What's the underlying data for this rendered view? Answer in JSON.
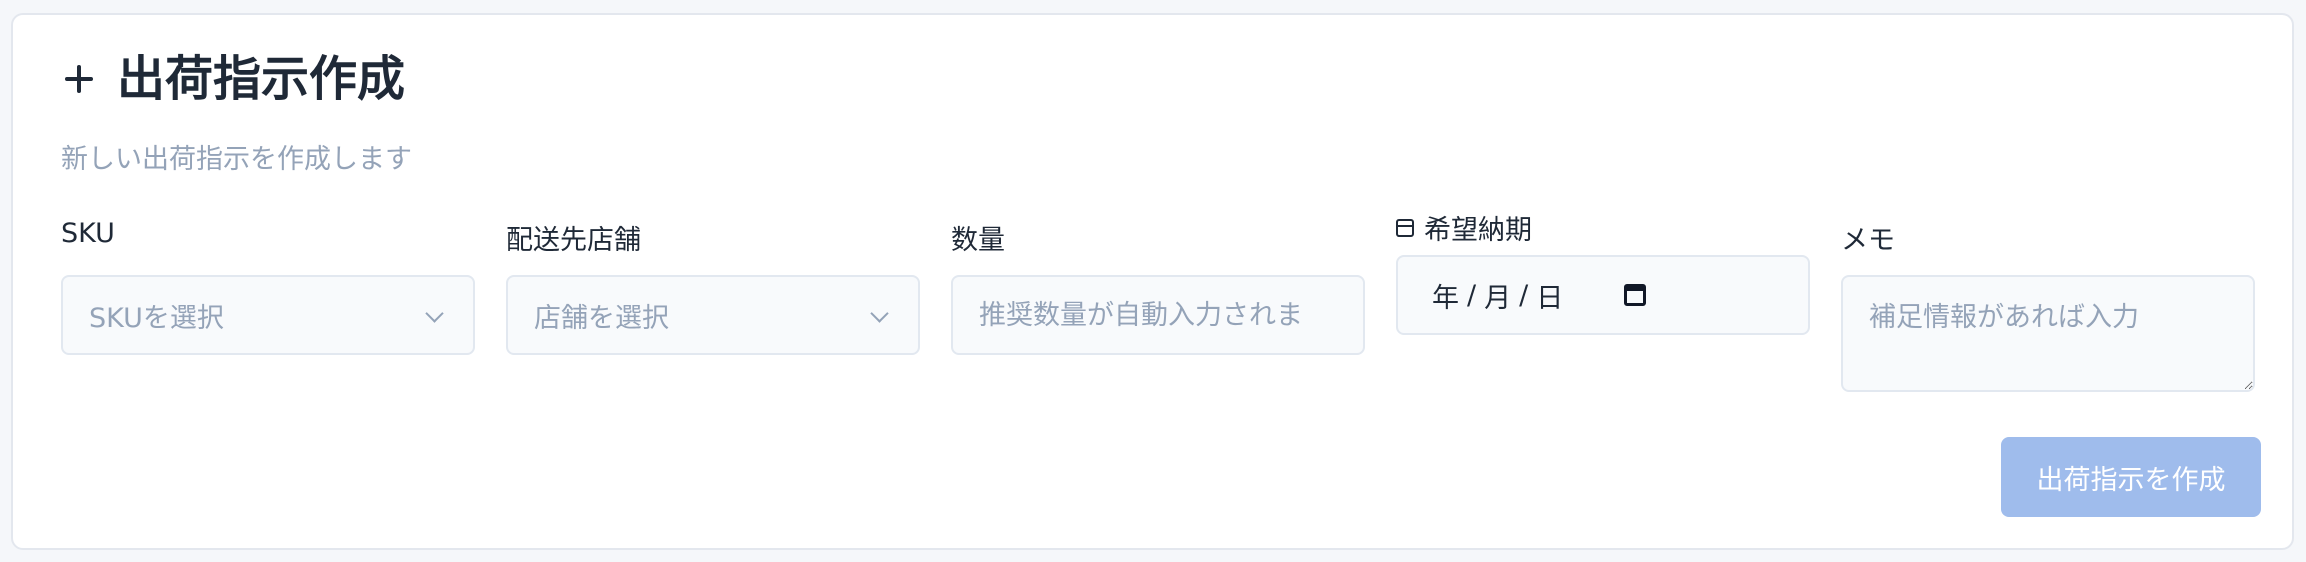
{
  "header": {
    "title": "出荷指示作成",
    "subtitle": "新しい出荷指示を作成します"
  },
  "form": {
    "sku": {
      "label": "SKU",
      "placeholder": "SKUを選択"
    },
    "store": {
      "label": "配送先店舗",
      "placeholder": "店舗を選択"
    },
    "quantity": {
      "label": "数量",
      "placeholder": "推奨数量が自動入力されま"
    },
    "due_date": {
      "label": "希望納期",
      "year": "年",
      "month": "月",
      "day": "日",
      "sep": "/"
    },
    "memo": {
      "label": "メモ",
      "placeholder": "補足情報があれば入力"
    },
    "submit_label": "出荷指示を作成"
  },
  "icons": {
    "header": "plus-icon",
    "due_date": "calendar-icon",
    "select": "chevron-down-icon"
  },
  "colors": {
    "submit_button": "#9fbcec",
    "placeholder": "#94a3b8",
    "text": "#1f2937"
  }
}
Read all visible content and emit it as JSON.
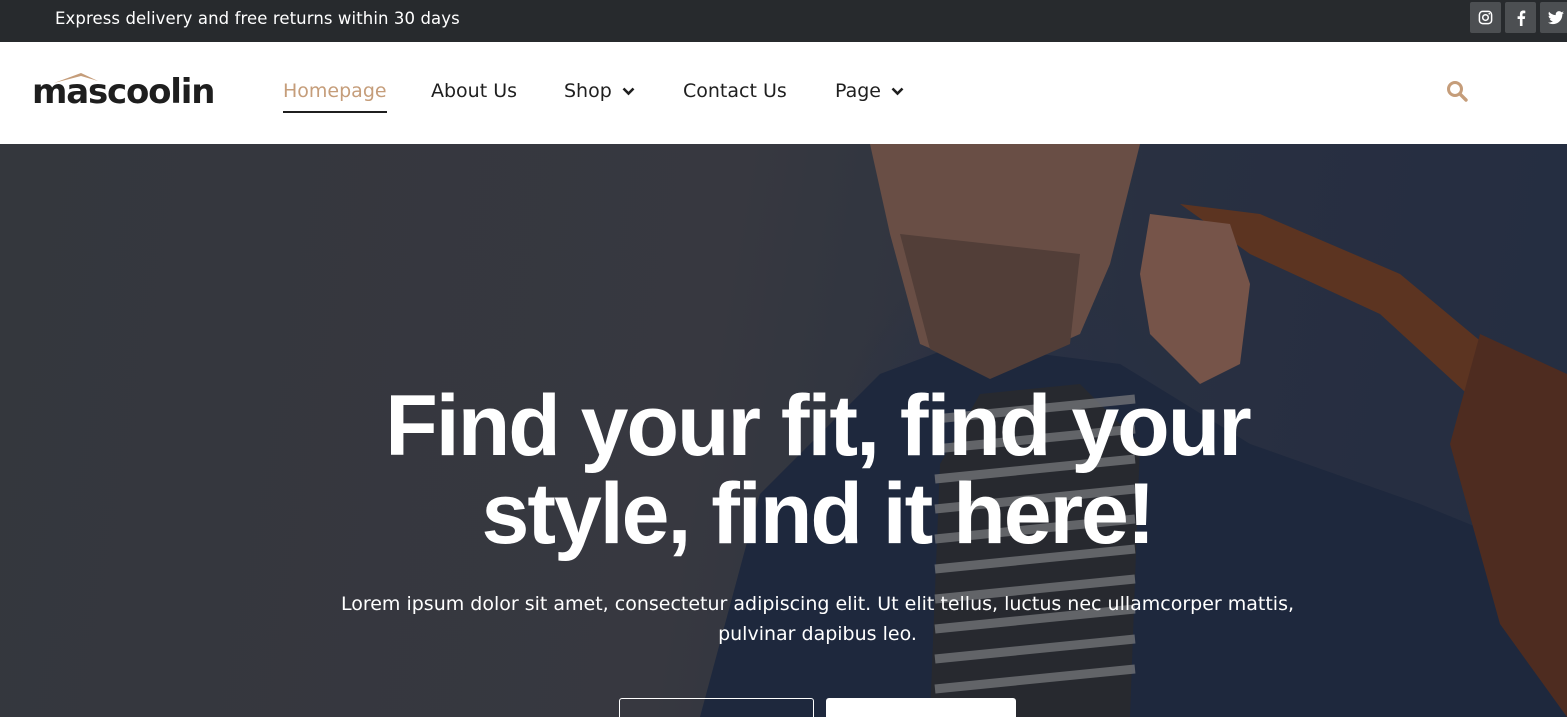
{
  "topbar": {
    "announcement": "Express delivery and free returns within 30 days",
    "social": [
      {
        "icon": "instagram-icon"
      },
      {
        "icon": "facebook-icon"
      },
      {
        "icon": "twitter-icon"
      }
    ]
  },
  "header": {
    "logo_text": "mascoolin",
    "nav": [
      {
        "label": "Homepage",
        "active": true
      },
      {
        "label": "About Us"
      },
      {
        "label": "Shop",
        "dropdown": true
      },
      {
        "label": "Contact Us"
      },
      {
        "label": "Page",
        "dropdown": true
      }
    ],
    "search_icon": "search-icon"
  },
  "hero": {
    "title": "Find your fit, find your style, find it here!",
    "subtitle": "Lorem ipsum dolor sit amet, consectetur adipiscing elit. Ut elit tellus, luctus nec ullamcorper mattis, pulvinar dapibus leo."
  },
  "colors": {
    "accent": "#c59d7a",
    "topbar_bg": "#272a2d",
    "text_dark": "#1f1f1f"
  }
}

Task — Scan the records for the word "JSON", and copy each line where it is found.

Response to the exercise —
What's the underlying data for this rendered view? Answer in JSON.
Read all visible content and emit it as JSON.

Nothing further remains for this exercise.